It’s similar, but different, from the studies that involve uniquely barcoding bees I’ve described before.

Flight homing distances are considered a good indicator of the maximum potential foraging ranges. The figures determined using RFID-chipped honey bees are in broad agreement with the figures reported in previous analogue studies.

These place honey bees approximately mid-table in the league of ‘bee foraging distances’ … Ceratina smaragdula (a green metallic bee) goes no further than 200 m, whereas the South and Central American orchid bee Euplusia surinamensis boldly travels up to 23 km.

Some of the same authors applied this technique to investigate whether neonicotinoids were detrimental to the foraging behaviour of honey bees {{17}}. At high, but sub-lethal concentrations, foraging activity was reduced and foraging flight times increased. However, at field-relevant nectar and pollen concentrations no adverse effects were observed. This study used RFID readers at both the hive and the feeder to record additional features of the foraging flight that would not have been possible manually.

You’ll realise, from the first full paragraph of this section, that I’d meant to discuss studies on queen bee (orientation and mating) flights. As tends to happen, I got a little distracted by espionage, the first electronic musical instrument, the names of mountains and Posca pens, so the queens will have to wait until another time.


{{1}}: Roulston, T. H., Cane, J. H. (2000). The effect of diet breadth and nesting ecology on body size variation in bees (Apiformes). J. Kansas Entomol. Soc., 73(3), 129–142.

{{2}}: Don’t get me started or I’ll never get onto the topic of this post.

{{3}}: Sauthier, R., I’Anson Price, R. & Grüter, C. Worker size in honeybees and its relationship with season and foraging distance. Apidologie 48, 234–246 (2017).

{{4}}: Not so much lies, damn lies and statistics as just damn statistics.

{{5}}: You realise you only get 512 combinations if there is positional information considered as well

{{6}}: The plaque, and “The Thing”, were a gift from the Russians.

{{7}}: Cunning. At least, that’s what Google Translate Russian to English tells me is the right word. Interestingly, the American word appears to be D’oh!

{{8}}: Of necessity I’ve simplified this description quite a bit. RFID tags are big business and the technology is now fiendishly clever. There are even people walking about who have RFID tags embedded in their bodies (and I’m not referring to Bill Gates’s microchip Covid vaccine here).
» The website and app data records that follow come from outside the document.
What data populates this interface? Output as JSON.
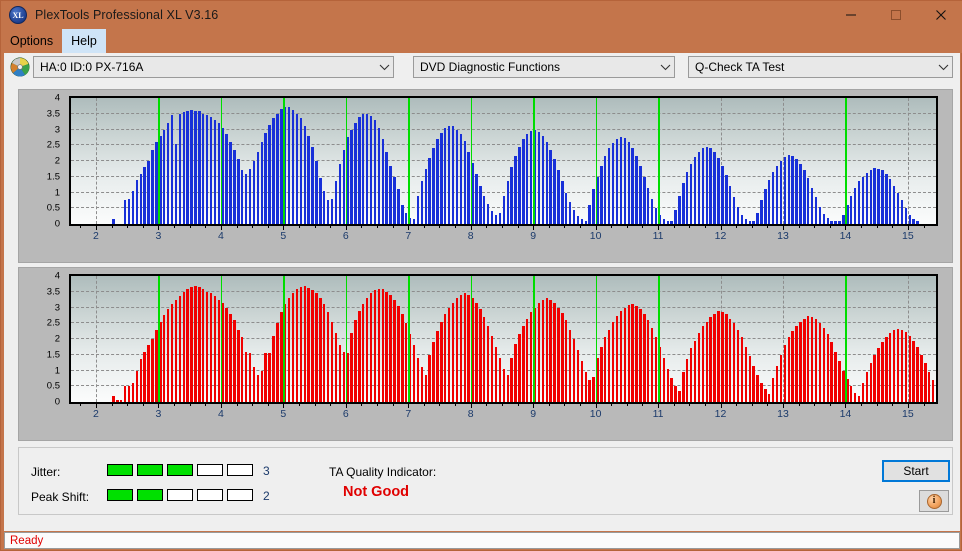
{
  "window": {
    "title": "PlexTools Professional XL V3.16",
    "app_icon": "xl-app-icon",
    "icon_text": "XL",
    "minimize": "minimize-icon",
    "maximize": "maximize-icon",
    "close": "close-icon",
    "accent_color": "#c4754b"
  },
  "menu": {
    "items": [
      {
        "label": "Options",
        "hover": false
      },
      {
        "label": "Help",
        "hover": true
      }
    ]
  },
  "toolbar": {
    "drive": {
      "value": "HA:0 ID:0  PX-716A",
      "icon": "disc-icon"
    },
    "function": {
      "value": "DVD Diagnostic Functions"
    },
    "test": {
      "value": "Q-Check TA Test"
    },
    "arrow_glyph": "⌄"
  },
  "footer": {
    "jitter_label": "Jitter:",
    "jitter_value": "3",
    "jitter_segments": 5,
    "jitter_filled": 3,
    "peak_label": "Peak Shift:",
    "peak_value": "2",
    "peak_segments": 5,
    "peak_filled": 2,
    "ta_label": "TA Quality Indicator:",
    "ta_verdict": "Not Good",
    "ta_verdict_color": "#e00000",
    "meter_on_color": "#00e000",
    "start_label": "Start",
    "info_glyph": "i"
  },
  "statusbar": {
    "text": "Ready",
    "color": "#e00000"
  },
  "chart_data": [
    {
      "id": "ta-test-jitter",
      "type": "bar",
      "title": "",
      "xlabel": "",
      "ylabel": "",
      "color": "#1830d8",
      "xlim": [
        1.6,
        15.45
      ],
      "ylim": [
        0,
        4
      ],
      "yticks": [
        0,
        0.5,
        1,
        1.5,
        2,
        2.5,
        3,
        3.5,
        4
      ],
      "ytick_labels": [
        "0",
        "0.5",
        "1",
        "1.5",
        "2",
        "2.5",
        "3",
        "3.5",
        "4"
      ],
      "xticks": [
        2,
        3,
        4,
        5,
        6,
        7,
        8,
        9,
        10,
        11,
        12,
        13,
        14,
        15
      ],
      "xtick_labels": [
        "2",
        "3",
        "4",
        "5",
        "6",
        "7",
        "8",
        "9",
        "10",
        "11",
        "12",
        "13",
        "14",
        "15"
      ],
      "grid": true,
      "markers": [
        3,
        4,
        5,
        6,
        7,
        8,
        9,
        10,
        11,
        14
      ],
      "marker_color": "#00dd00",
      "bar_step": 0.0625,
      "x_start": 2.28,
      "values": [
        0.15,
        0,
        0,
        0.75,
        0.78,
        1.05,
        1.4,
        1.6,
        1.8,
        2.0,
        2.35,
        2.6,
        2.8,
        3.0,
        3.2,
        3.45,
        2.55,
        3.5,
        3.55,
        3.6,
        3.62,
        3.6,
        3.58,
        3.5,
        3.45,
        3.4,
        3.3,
        3.2,
        3.05,
        2.85,
        2.6,
        2.35,
        2.05,
        1.7,
        1.6,
        1.75,
        2.0,
        2.3,
        2.6,
        2.9,
        3.15,
        3.35,
        3.5,
        3.65,
        3.72,
        3.7,
        3.62,
        3.5,
        3.35,
        3.1,
        2.8,
        2.45,
        2.0,
        1.45,
        1.05,
        0.75,
        0.8,
        1.35,
        1.9,
        2.35,
        2.75,
        3.0,
        3.2,
        3.4,
        3.5,
        3.48,
        3.42,
        3.3,
        3.05,
        2.7,
        2.3,
        1.85,
        1.5,
        1.1,
        0.6,
        0.35,
        0.2,
        0.15,
        0.9,
        1.35,
        1.75,
        2.1,
        2.4,
        2.7,
        2.9,
        3.05,
        3.12,
        3.1,
        3.0,
        2.85,
        2.62,
        2.3,
        1.95,
        1.6,
        1.2,
        0.9,
        0.65,
        0.4,
        0.3,
        0.35,
        0.9,
        1.35,
        1.8,
        2.15,
        2.45,
        2.7,
        2.85,
        2.95,
        2.98,
        2.92,
        2.8,
        2.6,
        2.35,
        2.05,
        1.7,
        1.35,
        1.0,
        0.7,
        0.45,
        0.25,
        0.15,
        0.1,
        0.6,
        1.1,
        1.5,
        1.85,
        2.15,
        2.4,
        2.58,
        2.7,
        2.76,
        2.72,
        2.6,
        2.42,
        2.15,
        1.85,
        1.5,
        1.15,
        0.8,
        0.5,
        0.28,
        0.15,
        0.1,
        0.08,
        0.45,
        0.9,
        1.3,
        1.65,
        1.9,
        2.12,
        2.3,
        2.4,
        2.45,
        2.42,
        2.3,
        2.1,
        1.85,
        1.55,
        1.2,
        0.85,
        0.55,
        0.3,
        0.15,
        0.1,
        0.08,
        0.35,
        0.75,
        1.1,
        1.4,
        1.65,
        1.85,
        2.0,
        2.12,
        2.18,
        2.15,
        2.05,
        1.9,
        1.7,
        1.45,
        1.15,
        0.85,
        0.55,
        0.32,
        0.18,
        0.1,
        0.08,
        0.08,
        0.3,
        0.6,
        0.9,
        1.15,
        1.35,
        1.5,
        1.62,
        1.72,
        1.78,
        1.76,
        1.7,
        1.58,
        1.42,
        1.22,
        1.0,
        0.75,
        0.5,
        0.3,
        0.15,
        0.08,
        0,
        0,
        0,
        0,
        0,
        0,
        0,
        0,
        0,
        0,
        0,
        0,
        0,
        0,
        0,
        0,
        0,
        0,
        0,
        0,
        0,
        0,
        0,
        0,
        0,
        0,
        0,
        0,
        0,
        0,
        0,
        0,
        0,
        0,
        0,
        0,
        0,
        0,
        0,
        0,
        0,
        0,
        0,
        0,
        0,
        0,
        0,
        0,
        0,
        0.85,
        0.25,
        0.45,
        0.7,
        1.0,
        1.35,
        1.65,
        1.9,
        2.05,
        2.1,
        2.0,
        1.9,
        1.75,
        1.5,
        1.2,
        0.9,
        0.65,
        0,
        0,
        0,
        0,
        0,
        0,
        0,
        0,
        0,
        0,
        0,
        0,
        0,
        0,
        0,
        0,
        0,
        0,
        0,
        0,
        0,
        0,
        0,
        0,
        0,
        0,
        0,
        0,
        0,
        0,
        0,
        0,
        0,
        0,
        0
      ]
    },
    {
      "id": "ta-test-peak-shift",
      "type": "bar",
      "title": "",
      "xlabel": "",
      "ylabel": "",
      "color": "#f00000",
      "xlim": [
        1.6,
        15.45
      ],
      "ylim": [
        0,
        4
      ],
      "yticks": [
        0,
        0.5,
        1,
        1.5,
        2,
        2.5,
        3,
        3.5,
        4
      ],
      "ytick_labels": [
        "0",
        "0.5",
        "1",
        "1.5",
        "2",
        "2.5",
        "3",
        "3.5",
        "4"
      ],
      "xticks": [
        2,
        3,
        4,
        5,
        6,
        7,
        8,
        9,
        10,
        11,
        12,
        13,
        14,
        15
      ],
      "xtick_labels": [
        "2",
        "3",
        "4",
        "5",
        "6",
        "7",
        "8",
        "9",
        "10",
        "11",
        "12",
        "13",
        "14",
        "15"
      ],
      "grid": true,
      "markers": [
        3,
        4,
        5,
        6,
        7,
        8,
        9,
        10,
        11,
        14
      ],
      "marker_color": "#00dd00",
      "bar_step": 0.0625,
      "x_start": 2.28,
      "values": [
        0.18,
        0.05,
        0.05,
        0.5,
        0.5,
        0.6,
        1.0,
        1.35,
        1.6,
        1.8,
        2.0,
        2.3,
        2.55,
        2.75,
        2.95,
        3.1,
        3.25,
        3.35,
        3.5,
        3.6,
        3.65,
        3.68,
        3.65,
        3.6,
        3.5,
        3.45,
        3.35,
        3.25,
        3.15,
        3.0,
        2.8,
        2.6,
        2.3,
        2.05,
        1.6,
        1.55,
        1.1,
        0.85,
        1.0,
        1.55,
        1.55,
        2.1,
        2.5,
        2.85,
        3.1,
        3.3,
        3.45,
        3.58,
        3.65,
        3.68,
        3.62,
        3.55,
        3.45,
        3.3,
        3.1,
        2.85,
        2.55,
        2.2,
        1.8,
        1.6,
        1.55,
        2.2,
        2.6,
        2.9,
        3.1,
        3.3,
        3.45,
        3.55,
        3.6,
        3.58,
        3.5,
        3.4,
        3.25,
        3.05,
        2.8,
        2.5,
        2.15,
        1.8,
        1.4,
        1.1,
        0.85,
        1.5,
        1.9,
        2.25,
        2.55,
        2.8,
        3.0,
        3.15,
        3.3,
        3.4,
        3.45,
        3.4,
        3.3,
        3.15,
        2.95,
        2.7,
        2.4,
        2.1,
        1.75,
        1.4,
        1.05,
        0.85,
        1.4,
        1.85,
        2.15,
        2.4,
        2.65,
        2.85,
        3.0,
        3.15,
        3.25,
        3.3,
        3.25,
        3.15,
        3.0,
        2.82,
        2.6,
        2.3,
        2.0,
        1.65,
        1.3,
        0.95,
        0.7,
        0.8,
        1.4,
        1.75,
        2.05,
        2.3,
        2.55,
        2.72,
        2.88,
        3.0,
        3.08,
        3.1,
        3.05,
        2.95,
        2.8,
        2.6,
        2.35,
        2.05,
        1.75,
        1.4,
        1.05,
        0.75,
        0.5,
        0.35,
        0.95,
        1.35,
        1.7,
        1.95,
        2.2,
        2.4,
        2.55,
        2.7,
        2.8,
        2.88,
        2.85,
        2.78,
        2.65,
        2.5,
        2.3,
        2.05,
        1.75,
        1.45,
        1.15,
        0.85,
        0.6,
        0.4,
        0.25,
        0.75,
        1.15,
        1.5,
        1.8,
        2.05,
        2.25,
        2.4,
        2.55,
        2.65,
        2.72,
        2.7,
        2.62,
        2.5,
        2.35,
        2.15,
        1.9,
        1.6,
        1.3,
        1.0,
        0.72,
        0.5,
        0.3,
        0.18,
        0.6,
        0.95,
        1.25,
        1.5,
        1.72,
        1.9,
        2.05,
        2.18,
        2.28,
        2.32,
        2.3,
        2.22,
        2.1,
        1.95,
        1.75,
        1.5,
        1.25,
        0.95,
        0.7,
        0.5,
        0.3,
        0.18,
        0.1,
        0.75,
        0,
        0.2,
        0.6,
        0.9,
        1.15,
        1.35,
        1.5,
        1.6,
        1.65,
        1.65,
        1.6,
        1.5,
        1.35,
        1.15,
        0.9,
        0.65,
        0.75,
        0.12,
        0,
        0,
        0,
        0,
        0,
        0,
        0,
        0,
        0,
        0,
        0,
        0,
        0,
        0,
        0,
        0,
        0,
        0,
        0,
        0,
        0,
        0,
        0,
        0,
        0,
        0,
        0,
        0,
        0,
        0,
        0,
        0,
        0,
        0,
        0,
        0,
        0,
        0,
        0,
        0,
        0,
        0,
        0,
        0,
        0.1,
        0.12,
        0.15,
        0.2,
        0.9,
        1.0,
        1.15,
        1.2,
        0.95,
        1.0,
        0.85,
        0.2,
        0.18,
        0.15,
        0,
        0,
        0,
        0,
        0,
        0,
        0,
        0,
        0,
        0,
        0,
        0,
        0,
        0,
        0,
        0,
        0,
        0,
        0,
        0,
        0,
        0,
        0,
        0,
        0,
        0,
        0,
        0,
        0,
        0,
        0,
        0,
        0,
        0,
        0,
        0
      ]
    }
  ]
}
{{9}}: Pahl M, Zhu H, Tautz J, Zhang S (2011) Large Scale Homing in Honeybees. PLoS ONE 6(5): e19669.

{{10}}: So definitely bees that had been on orientation flights and ‘knew the area’.

{{11}}: To my Australian readers … are all your hills named so imaginatively? I’m sure we name our Welsh hills and Scottish mountains a little less descriptively. Or perhaps we don’t.

{{12}}: And some of the release points were from a boat in the lake.

{{13}}: The late Brian Hanrahan, from 1982.

{{14}}: Or, if they did, they flew very slowly.

{{15}}: As opposed to Eddie Waring’s ”up and under”. Did you know that Eddie Waring was also responsible for the phrase “Going for an early bath” … originally a euphemism for being sent off for foul play?.

{{16}}: Hanauer-Thieser U, Nachtigall W (1995) Flight of the honey bee VI: energetics of wind tunnel exhaustion flights at defined fuel content, speed adaptation and aerodynamics. Journal of Comparative Physiology B: Biochemical, Systemic, and Environmental Physiology 165: 471–483. … which sounds like a paper on bee torture to me.

{{17}}: Schneider CW, Tautz J, Grunewald B, Fuchs S (2012) RFID Tracking of Sublethal Effects of Two Neonicotinoid Insecticides on the Foraging Behavior of Apis mellifera. PLoS ONE 7(1): e30023.

To read or contribute to the discussion you need to be a subscriber to The Apiarist. Free and paid tiers are available. All subscribers receive the weekly post from The Apiarist as an email newsletter. You can opt out at any time and your email is not used for anything else.